With the failure of July 14-15 talks held between India and Pakistan to settle concerns raised by the latter over the former’s dam projects (Kishenganga and Ratle) over the Western rivers (Jhelum’s tributary and Chenab respectively) of the Indus Basin (allocated to the latter under the Indus Waters Treaty), Pakistan has now decided to take the matter to the International Court of Arbitration (ICA), based in the Hague. While the political and legal battles over the Indus Waters Treaty (IWT) continue to create headlines in the region, and across the world, there is another time bomb ticking beneath the surface.
India is all set to embark on exploration and other developmental activities pertaining to polymetallic sulphides in the Indian Ocean after a cabinet meeting chaired by Prime Minister Modi approved the signing of a contract between the Minister of Earth Sciences and the International Seabed Authority (ISA), that formalises India’s exclusive rights for exploration in the Central Indian Ridge, and South West Indian Ridge in the Indian Ocean for 15 years. India is not the only country that is actively tapping into the resources of the region, or is attempting to do so. China, South Korea and Germany have also been granted permission to prospect for polymetallic nodules and sulphides, increasing the potential for competition in the region.
South Asia is on the front line in confronting the implications of climate change and addressing the consequences for security. To analyse this and more, the Global Military Advisory Council on Climate Change (GMACCC) has just released its report “Climate Change and Security in South Asia”.
Intensive international cooperation is a key prerequisite for successful and ambitious global climate action. Russia, one of the world’s top 5 greenhouse gas emitters and the second largest producer of crude oil and natural gas, has long been regarded as one of the major veto players in international climate politics. Nevertheless, during the last decade climate awareness among Russian policymakers and other relevant stakeholders has increased dramatically. This is illustrated by the fact that the updated Strategy of National Security of the Russian Federation refers to climate change as a threat to national and public security. The Paris Agreement gave the Russian climate policy a new strong impetus.
This volume is the second publication under the ASEAN-Canada Research Partnership project and builds on the project's first phase on economic inequality amid growth.
Water, food, waste, emissions – from whatever measure you can think of, the 18-odd million people who live in New Delhi have large footprints, with most of its needs supplied by neighbouring areas. The danger of this near-total dependence on the hinterland is now being underlined as members of the Jat community in the adjacent state of Haryana stage a series of violent protests to support their demand for job reservations.
This workshop with Prof. Dr. Qui Ye discusses China’s international and domestic climate policies in the run-up to and aftermath of the 2015 Paris summit.
It aims to answer the question whether China has passed a “tipping point” in its committment to climate action, having played a crucial role in reaching the Paris Agreement.

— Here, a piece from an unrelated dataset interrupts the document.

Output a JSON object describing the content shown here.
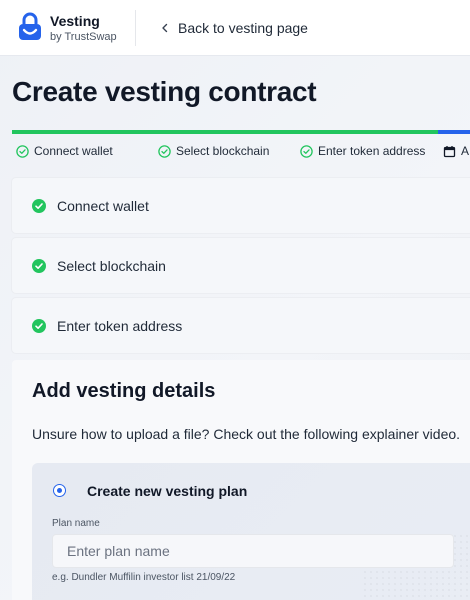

While China might achieve its target to peak CO2 emissions only by 2030, the countrie's investments in non-fossil fuel energy sources might already be a game changer.
The most important and anticipated climate change conference in years is finally underway. In some ways, as Bill McKibben and Andrew Revkin have pointed out, its success is relatively assured thanks to the number of major commitments countries have already made. But that doesn’t mean there’s nothing to see here.
Haze from Indonesian fires has again blanketed Singapore and Malaysia. Prevention strategies are improving, but will likely take years to become truly effective.
A commentary by Jackson Ewing from the Centre for Non-Traditional Security Studies (NTS) of the S. Rajaratnam School of International Studies (RSIS), Singapore.
Due to its geography, Bangladesh is among the most vulnerable nations in the world. Millions of Bangladeshis are already facing pressing challenges from erratic weather conditions that severely damage infrastructure and farmland, threatening their livelihoods.
Cities matter in international climate politics despite being non-state actors. How can their role be strengthened to take forward the world climate agenda? Gianna Gayle Amul and Maxim Shrestha make a case for more city climate diplomacy.
Diplomacy surrounding climate change happens on numerous levels. The current definition of climate diplomacy largely centres on the negotiations by state parties at the UNFCCC does not capture the full extent of current global trends and developments. Cities have become important actors in climate change discussions, formulating and implementing adaptation policies, and setting mitigation goals and targets.